Will the odd Sock ever find its matching pair? Be put back in service from out under the chair?

Will the ankle socks grow up with nary a tear?

Does the Sock-Renter still rent? Is his friend very bent?

All this and more, upon your reply.

Moral of the story: Knit long-john style socks as they never come apart. Build a fence around you property so no-one can see or reach your clothesline. Or if you like hot clothes, use an indoor dryer, and be selective about whom you allow in your home.  Have faith, the Great Knitter in the Sky can knit up your Missing Sock good as new, at the appointed time. Enforce quality standards for workers at the sock factory, as well as providing on-going training and education. Initiate a careful and thorough selection process to ensure matching socks are properly paired. Pass a law against tyre-kickers, which leaves them either sockless, or strictly wearing a matched pair till the holes join up together and the socks disappear!

Hope for the future: A happy ex-Sock-Renter with a warm matching pair. The thawed sockball disentangled; the ankle-socks knitted up nicely into a couple of long-johns, or at least matching pairs, or just being friendly and working as a team. The odd Sock re-knitted and matched into a pair, perhaps with a couple more ankle socks thrown in for good measure. Or not.
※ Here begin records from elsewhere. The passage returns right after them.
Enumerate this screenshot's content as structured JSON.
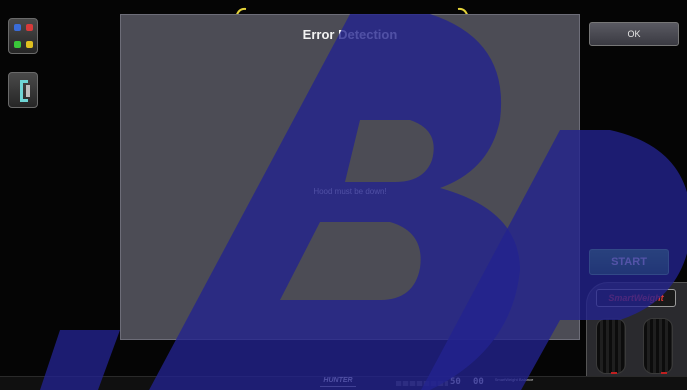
{
  "dialog": {
    "title": "Error Detection",
    "message": "Hood must be down!"
  },
  "buttons": {
    "ok_label": "OK",
    "start_label": "START"
  },
  "smartweight": {
    "logo_text": "SmartWeight"
  },
  "status_bar": {
    "brand": "HUNTER",
    "readout_a": "50",
    "readout_b": "00",
    "label": "SmartWeight Balance"
  },
  "colors": {
    "dialog_bg": "#4c4c55",
    "start_green": "#2f9a2f",
    "watermark_blue": "#232390",
    "brand_red": "#e03a3a"
  },
  "icons": [
    "display-settings-icon",
    "clip-weight-icon",
    "wheel-outline-icon"
  ]
}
Perhaps matched with a similarly treated specimen, and worn till they both gradually disappear.


(If I don’t go lay down my head, it will fall off…)

Defending home and family
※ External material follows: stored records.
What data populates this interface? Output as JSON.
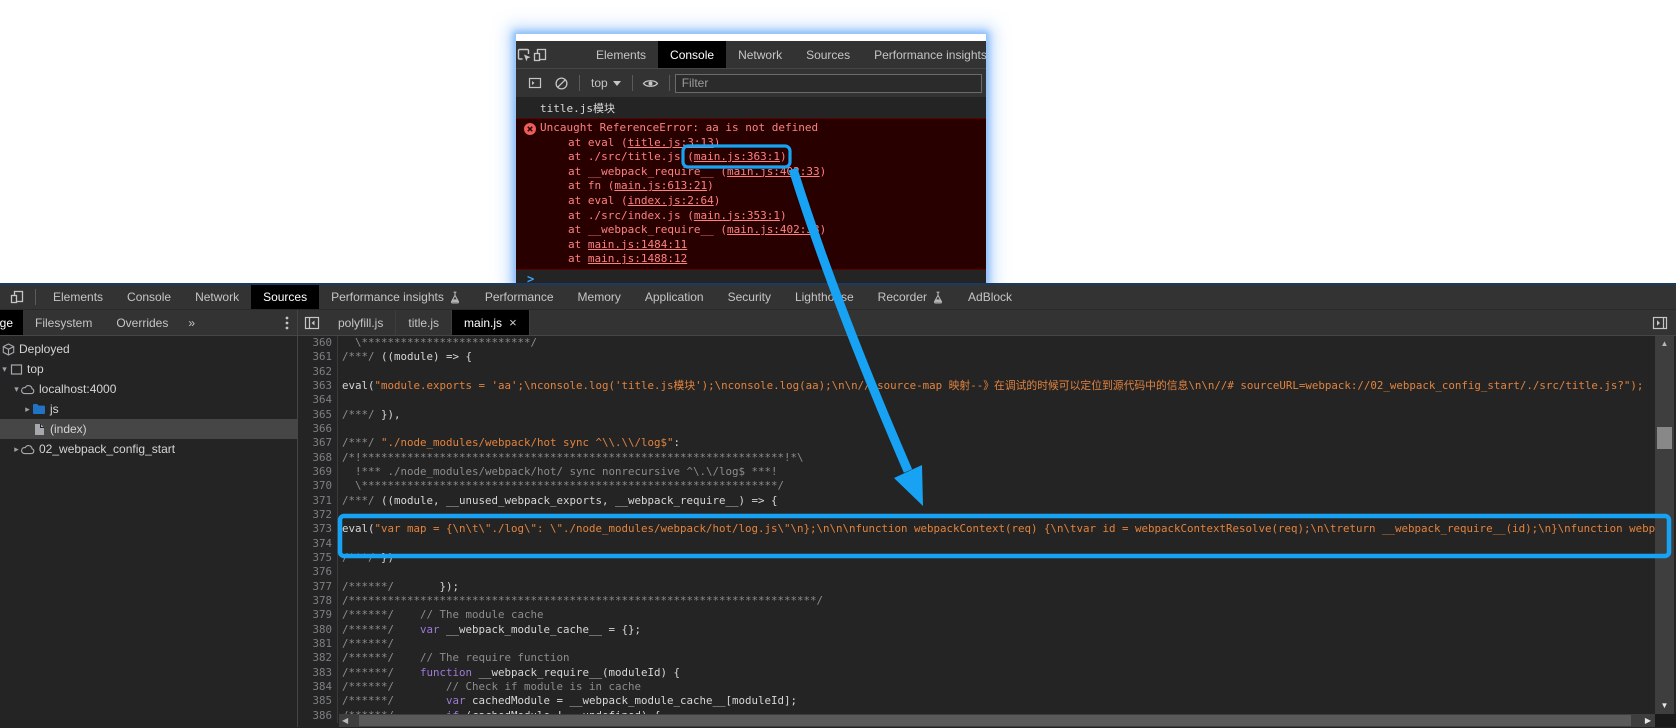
{
  "annotation": {
    "color": "#17a2f3"
  },
  "console_window": {
    "tabs": [
      {
        "label": "Elements"
      },
      {
        "label": "Console",
        "selected": true
      },
      {
        "label": "Network"
      },
      {
        "label": "Sources"
      },
      {
        "label": "Performance insights",
        "beaker": true
      }
    ],
    "toolbar": {
      "context_label": "top",
      "filter_placeholder": "Filter"
    },
    "log_message": "title.js模块",
    "error": {
      "message": "Uncaught ReferenceError: aa is not defined",
      "stack": [
        {
          "prefix": "at eval (",
          "link": "title.js:3:13",
          "suffix": ")"
        },
        {
          "prefix": "at ./src/title.js (",
          "link": "main.js:363:1",
          "suffix": ")",
          "annotated": true
        },
        {
          "prefix": "at __webpack_require__ (",
          "link": "main.js:402:33",
          "suffix": ")"
        },
        {
          "prefix": "at fn (",
          "link": "main.js:613:21",
          "suffix": ")"
        },
        {
          "prefix": "at eval (",
          "link": "index.js:2:64",
          "suffix": ")"
        },
        {
          "prefix": "at ./src/index.js (",
          "link": "main.js:353:1",
          "suffix": ")"
        },
        {
          "prefix": "at __webpack_require__ (",
          "link": "main.js:402:33",
          "suffix": ")"
        },
        {
          "prefix": "at ",
          "link": "main.js:1484:11",
          "suffix": ""
        },
        {
          "prefix": "at ",
          "link": "main.js:1488:12",
          "suffix": ""
        }
      ]
    },
    "prompt": ">"
  },
  "devtools": {
    "main_tabs": [
      {
        "label": "Elements"
      },
      {
        "label": "Console"
      },
      {
        "label": "Network"
      },
      {
        "label": "Sources",
        "selected": true
      },
      {
        "label": "Performance insights",
        "beaker": true
      },
      {
        "label": "Performance"
      },
      {
        "label": "Memory"
      },
      {
        "label": "Application"
      },
      {
        "label": "Security"
      },
      {
        "label": "Lighthouse"
      },
      {
        "label": "Recorder",
        "beaker": true
      },
      {
        "label": "AdBlock"
      }
    ],
    "sidebar_tabs": {
      "page": "Page",
      "others": [
        "Filesystem",
        "Overrides"
      ],
      "more": "»"
    },
    "file_tabs": [
      {
        "label": "polyfill.js"
      },
      {
        "label": "title.js"
      },
      {
        "label": "main.js",
        "selected": true,
        "close": "×"
      }
    ],
    "tree": [
      {
        "label": "Deployed",
        "icon": "cube",
        "arrow": "",
        "pl": 1
      },
      {
        "label": "top",
        "icon": "frame",
        "arrow": "down",
        "pl": 0
      },
      {
        "label": "localhost:4000",
        "icon": "cloud",
        "arrow": "down",
        "pl": 12
      },
      {
        "label": "js",
        "icon": "folder",
        "arrow": "right",
        "pl": 23
      },
      {
        "label": "(index)",
        "icon": "file",
        "arrow": "none",
        "pl": 23,
        "selected": true
      },
      {
        "label": "02_webpack_config_start",
        "icon": "cloud",
        "arrow": "right",
        "pl": 12
      }
    ],
    "code_lines": [
      {
        "n": 360,
        "segs": [
          [
            "c",
            "  \\**************************/"
          ]
        ]
      },
      {
        "n": 361,
        "segs": [
          [
            "c",
            "/***/"
          ],
          [
            "d",
            " ((module) => {"
          ]
        ]
      },
      {
        "n": 362,
        "segs": []
      },
      {
        "n": 363,
        "segs": [
          [
            "d",
            "eval("
          ],
          [
            "s",
            "\"module.exports = 'aa';\\nconsole.log('title.js模块');\\nconsole.log(aa);\\n\\n// source-map 映射--》在调试的时候可以定位到源代码中的信息\\n\\n//# sourceURL=webpack://02_webpack_config_start/./src/title.js?\");"
          ]
        ]
      },
      {
        "n": 364,
        "segs": []
      },
      {
        "n": 365,
        "segs": [
          [
            "c",
            "/***/"
          ],
          [
            "d",
            " }),"
          ]
        ]
      },
      {
        "n": 366,
        "segs": []
      },
      {
        "n": 367,
        "segs": [
          [
            "c",
            "/***/ "
          ],
          [
            "s",
            "\"./node_modules/webpack/hot sync ^\\\\.\\\\/log$\""
          ],
          [
            "d",
            ":"
          ]
        ]
      },
      {
        "n": 368,
        "segs": [
          [
            "c",
            "/*!*****************************************************************!*\\"
          ]
        ]
      },
      {
        "n": 369,
        "segs": [
          [
            "c",
            "  !*** ./node_modules/webpack/hot/ sync nonrecursive ^\\.\\/log$ ***!"
          ]
        ]
      },
      {
        "n": 370,
        "segs": [
          [
            "c",
            "  \\****************************************************************/"
          ]
        ]
      },
      {
        "n": 371,
        "segs": [
          [
            "c",
            "/***/"
          ],
          [
            "d",
            " ((module, __unused_webpack_exports, __webpack_require__) => {"
          ]
        ]
      },
      {
        "n": 372,
        "segs": []
      },
      {
        "n": 373,
        "segs": [
          [
            "d",
            "eval("
          ],
          [
            "s",
            "\"var map = {\\n\\t\\\"./log\\\": \\\"./node_modules/webpack/hot/log.js\\\"\\n};\\n\\n\\nfunction webpackContext(req) {\\n\\tvar id = webpackContextResolve(req);\\n\\treturn __webpack_require__(id);\\n}\\nfunction webpackContextResolve(req) {\\n\\tif(!__webpack_require__.o(map, req)) {\""
          ]
        ]
      },
      {
        "n": 374,
        "segs": []
      },
      {
        "n": 375,
        "segs": [
          [
            "c",
            "/***/"
          ],
          [
            "d",
            " })"
          ]
        ]
      },
      {
        "n": 376,
        "segs": []
      },
      {
        "n": 377,
        "segs": [
          [
            "c",
            "/******/"
          ],
          [
            "d",
            "       });"
          ]
        ]
      },
      {
        "n": 378,
        "segs": [
          [
            "c",
            "/************************************************************************/"
          ]
        ]
      },
      {
        "n": 379,
        "segs": [
          [
            "c",
            "/******/    // The module cache"
          ]
        ]
      },
      {
        "n": 380,
        "segs": [
          [
            "c",
            "/******/"
          ],
          [
            "d",
            "    "
          ],
          [
            "k",
            "var"
          ],
          [
            "d",
            " __webpack_module_cache__ = {};"
          ]
        ]
      },
      {
        "n": 381,
        "segs": [
          [
            "c",
            "/******/"
          ]
        ]
      },
      {
        "n": 382,
        "segs": [
          [
            "c",
            "/******/    // The require function"
          ]
        ]
      },
      {
        "n": 383,
        "segs": [
          [
            "c",
            "/******/"
          ],
          [
            "d",
            "    "
          ],
          [
            "k",
            "function"
          ],
          [
            "d",
            " __webpack_require__(moduleId) {"
          ]
        ]
      },
      {
        "n": 384,
        "segs": [
          [
            "c",
            "/******/        // Check if module is in cache"
          ]
        ]
      },
      {
        "n": 385,
        "segs": [
          [
            "c",
            "/******/"
          ],
          [
            "d",
            "        "
          ],
          [
            "k",
            "var"
          ],
          [
            "d",
            " cachedModule = __webpack_module_cache__[moduleId];"
          ]
        ]
      },
      {
        "n": 386,
        "segs": [
          [
            "c",
            "/******/"
          ],
          [
            "d",
            "        "
          ],
          [
            "k",
            "if"
          ],
          [
            "d",
            " (cachedModule !== undefined) {"
          ]
        ]
      }
    ]
  }
}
Thieves line the streets

and eye up my home

breaking it


spilling out

the treasure






in the house next door





My neighbour



A gentle soul
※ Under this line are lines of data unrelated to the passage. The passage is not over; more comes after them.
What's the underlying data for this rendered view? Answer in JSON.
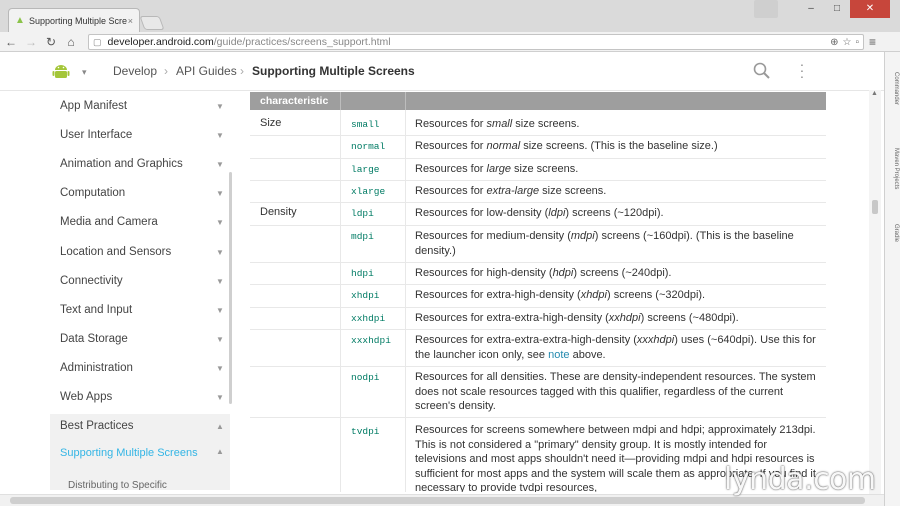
{
  "browser": {
    "tab_title": "Supporting Multiple Scre",
    "tab_close": "×",
    "url_host": "developer.android.com",
    "url_path": "/guide/practices/screens_support.html",
    "window_minimize": "–",
    "window_maximize": "□",
    "window_close": "✕"
  },
  "site_header": {
    "breadcrumbs": [
      "Develop",
      "API Guides",
      "Supporting Multiple Screens"
    ],
    "separator": "›"
  },
  "left_nav": {
    "items": [
      {
        "label": "App Manifest"
      },
      {
        "label": "User Interface"
      },
      {
        "label": "Animation and Graphics"
      },
      {
        "label": "Computation"
      },
      {
        "label": "Media and Camera"
      },
      {
        "label": "Location and Sensors"
      },
      {
        "label": "Connectivity"
      },
      {
        "label": "Text and Input"
      },
      {
        "label": "Data Storage"
      },
      {
        "label": "Administration"
      },
      {
        "label": "Web Apps"
      },
      {
        "label": "Best Practices"
      },
      {
        "label": "Supporting Multiple Screens"
      }
    ],
    "sub_item": "Distributing to Specific"
  },
  "table": {
    "header_characteristic": "characteristic",
    "rows": [
      {
        "characteristic": "Size",
        "qualifier": "small",
        "desc_pre": "Resources for ",
        "desc_em": "small",
        "desc_post": " size screens."
      },
      {
        "characteristic": "",
        "qualifier": "normal",
        "desc_pre": "Resources for ",
        "desc_em": "normal",
        "desc_post": " size screens. (This is the baseline size.)"
      },
      {
        "characteristic": "",
        "qualifier": "large",
        "desc_pre": "Resources for ",
        "desc_em": "large",
        "desc_post": " size screens."
      },
      {
        "characteristic": "",
        "qualifier": "xlarge",
        "desc_pre": "Resources for ",
        "desc_em": "extra-large",
        "desc_post": " size screens."
      },
      {
        "characteristic": "Density",
        "qualifier": "ldpi",
        "desc_pre": "Resources for low-density (",
        "desc_em": "ldpi",
        "desc_post": ") screens (~120dpi)."
      },
      {
        "characteristic": "",
        "qualifier": "mdpi",
        "desc_pre": "Resources for medium-density (",
        "desc_em": "mdpi",
        "desc_post": ") screens (~160dpi). (This is the baseline density.)"
      },
      {
        "characteristic": "",
        "qualifier": "hdpi",
        "desc_pre": "Resources for high-density (",
        "desc_em": "hdpi",
        "desc_post": ") screens (~240dpi)."
      },
      {
        "characteristic": "",
        "qualifier": "xhdpi",
        "desc_pre": "Resources for extra-high-density (",
        "desc_em": "xhdpi",
        "desc_post": ") screens (~320dpi)."
      },
      {
        "characteristic": "",
        "qualifier": "xxhdpi",
        "desc_pre": "Resources for extra-extra-high-density (",
        "desc_em": "xxhdpi",
        "desc_post": ") screens (~480dpi)."
      },
      {
        "characteristic": "",
        "qualifier": "xxxhdpi",
        "desc_pre": "Resources for extra-extra-extra-high-density (",
        "desc_em": "xxxhdpi",
        "desc_post": ") uses (~640dpi). Use this for the launcher icon only, see ",
        "desc_link": "note",
        "desc_tail": " above."
      },
      {
        "characteristic": "",
        "qualifier": "nodpi",
        "desc_pre": "Resources for all densities. These are density-independent resources. The system does not scale resources tagged with this qualifier, regardless of the current screen's density.",
        "desc_em": "",
        "desc_post": ""
      },
      {
        "characteristic": "",
        "qualifier": "tvdpi",
        "desc_pre": "Resources for screens somewhere between mdpi and hdpi; approximately 213dpi. This is not considered a \"primary\" density group. It is mostly intended for televisions and most apps shouldn't need it—providing mdpi and hdpi resources is sufficient for most apps and the system will scale them as appropriate. If you find it necessary to provide tvdpi resources,",
        "desc_em": "",
        "desc_post": ""
      }
    ]
  },
  "extensions": [
    "Commander",
    "Maven Projects",
    "Gradle"
  ],
  "watermark": "lynda.com",
  "colors": {
    "accent": "#33b5e5",
    "qualifier": "#007b64",
    "table_header": "#9e9e9e",
    "link": "#258aaf"
  }
}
Bars her windows

and walks her hallways at night

Armed with a large axe.


Peaceful am I

yet today

I take sharp saw

and sever the limbs

of our feijoa tree

as a warrior

inflicting a blow

against the enemy


Frenzied sweaty minutes


Deep entrenchment

filled with deadly spears

Awaits with weapons

held ready


The nurturing fruit tree

defends our home.


Next year brings little fruit

as the scars heal.


This poem grew from thoughts of how instinct takes over, when a parent comes face-to-face with the threat of harm to her children.   I patrolled my perimeter, and kept the night watch.  I ran to shoot the intruding gang, storming up and along a stone wall to confront them.  With a camera.  I don’t own a gun.

Certain circumstances draw out my fighting spirit.  And war-cry.  “Clear Off!!”

I felt regret at my lethal spikes when I saw these were children.  A bunch of bedraggled kids with no-one there to care.

Shocked children’s faces staring in blank incomprehension from their thick skewers, lined the perimeter of my imagination.  And the next day I spent the massive effort of untangling my trench and laying my weapons flat.  Next winter they warmed my home with flickering fire in the hearth.  My babies and I slept in the lounge.  With no curtains to hide us from our neighbour on night prowl with her axe.

We don’t live there no more.

The adult minds behind the repeated burglaries sent children as stool pigeons to do their dirty work.

Pretty well this is the way I view war.  Bloodied fragments of children everywhere.

If I were to kill a marauding man-eating dragon, would I send destruction upon him while he is holding eleventy-million children hostage as a twisted-sickening ‘armour’ around his scaly body?  The screams of those children receiving the force of my wrath would torture my mind and my soul.  While the dragon grins and wraps another cloak of blood around his stinking body.

His time will come.  And it is almost here.

Not ‘fraid o’ yer

I’m not afraid of you

Your terror – all undone

Picked apart like children

unravel knitted wool


I fear not what you do

No sting in what you say

Your motivation obvious

When seen in light of day


I’m not afeared o’ yer

Yer blinking stinking deeds

Why do you sit there still

where past corruption bleeds?


Can you see a window?

A light through crack shines through

Illuminates your upturned face

Calls you with its glow


There is a world out here

with blue sky

after rain

Comfort and forgiveness

And soothing from the pain


I’m not afraid of you

Nor anything you’ve done

Come out of all that darkness

A child of Day become.


When fear is obsolete, and darkness is a small shadow that scurries to hide when the sun comes out to shine.